Trailered into position for the next few months:
Once back home, first step was fixing the knee:
Eww, bottom of my femur, which is supposed to be smooth and blemish free. My femur looks like the surface of the moon, or worse:
Eww again, this is supposed to be smooth and attached. As you can see my “stuff” is ripped, retracted, and has no real functionality anymore…
A couple of months after knee surgery I flew back to Grenada to check up on the boat and get some sanding done. Pleasant flight but:
I forgot how hot it was in Grenada. I wasn’t even doing anything yet. I worked up a sweat just thinking about what I was going to get accomplished:
I was able to get some of the bottom sanded:
…and the prop and prop shaft clean:
Mmmm chicken roti, salad, fries, beer, and of course water. Delicious:
Then I flew back home just in time for back surgery. I was so excited to finally be free of this pain, Tanya on the other hand did not share in my excitement:
Post op, a little groggy, and what’s with the hose in the neck?
Breathing exercises. Tanya made me do them…just so she could laugh at me:
Yeah, sitting up!
Screws, rod, and cage they put in my spine. The sciatic nerve pain is gone!
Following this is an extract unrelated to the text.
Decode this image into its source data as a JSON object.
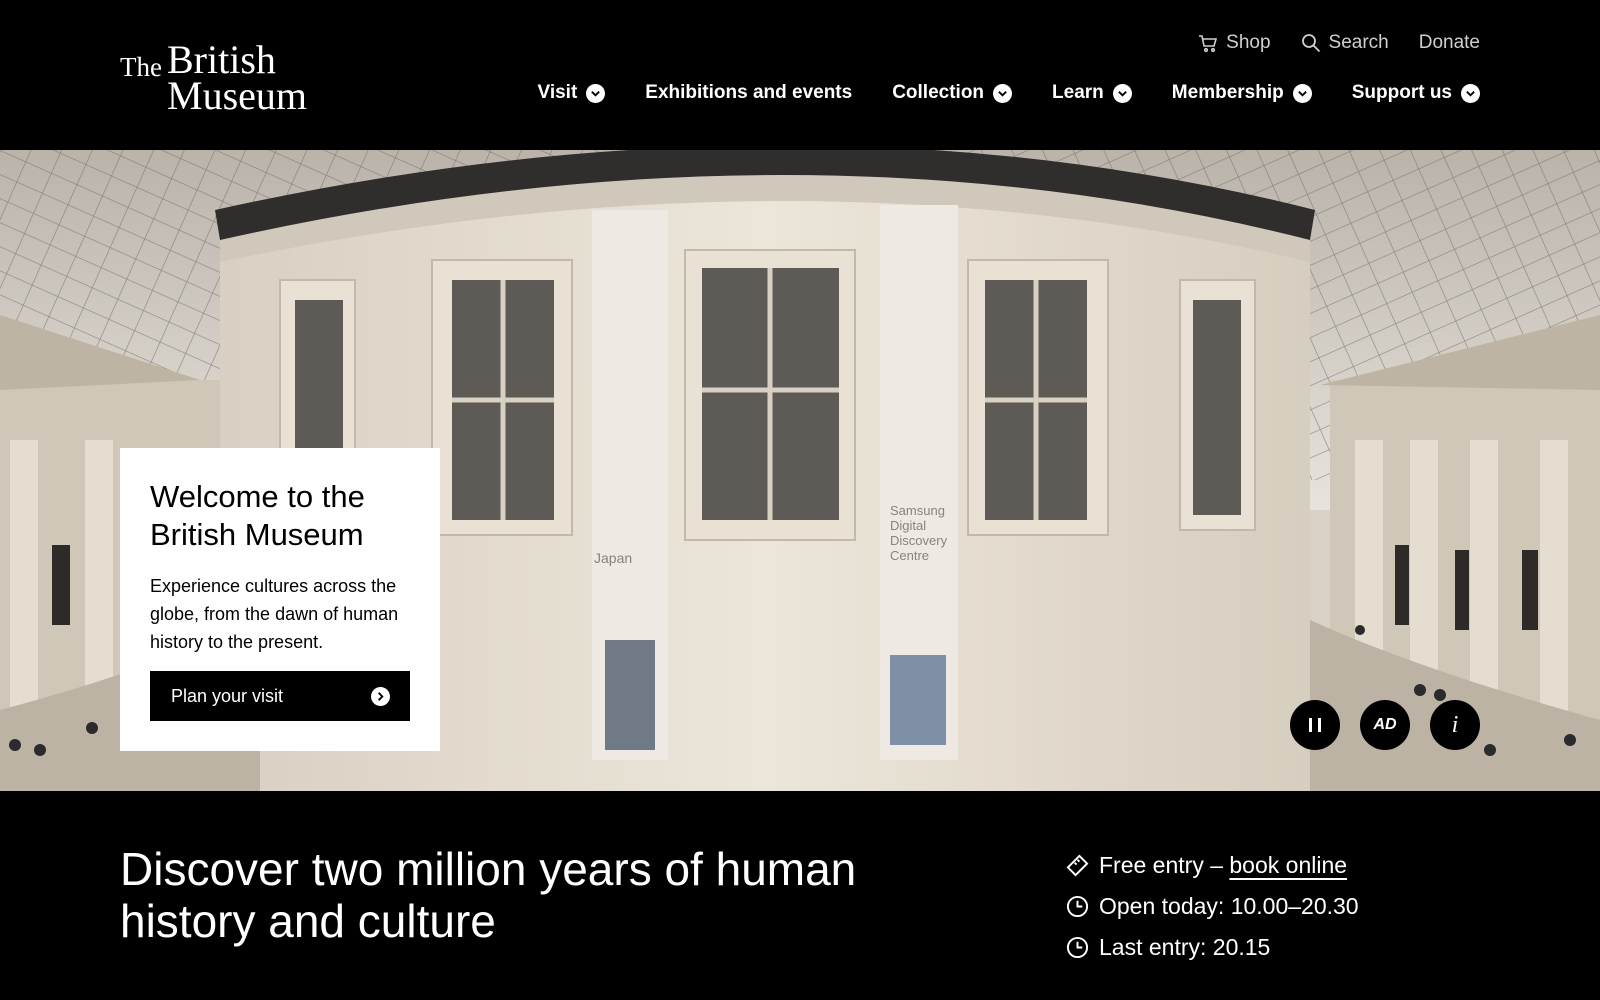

The one good thing about being home is being able to spend time with the grandson. He loves to share his Cheerios and toys: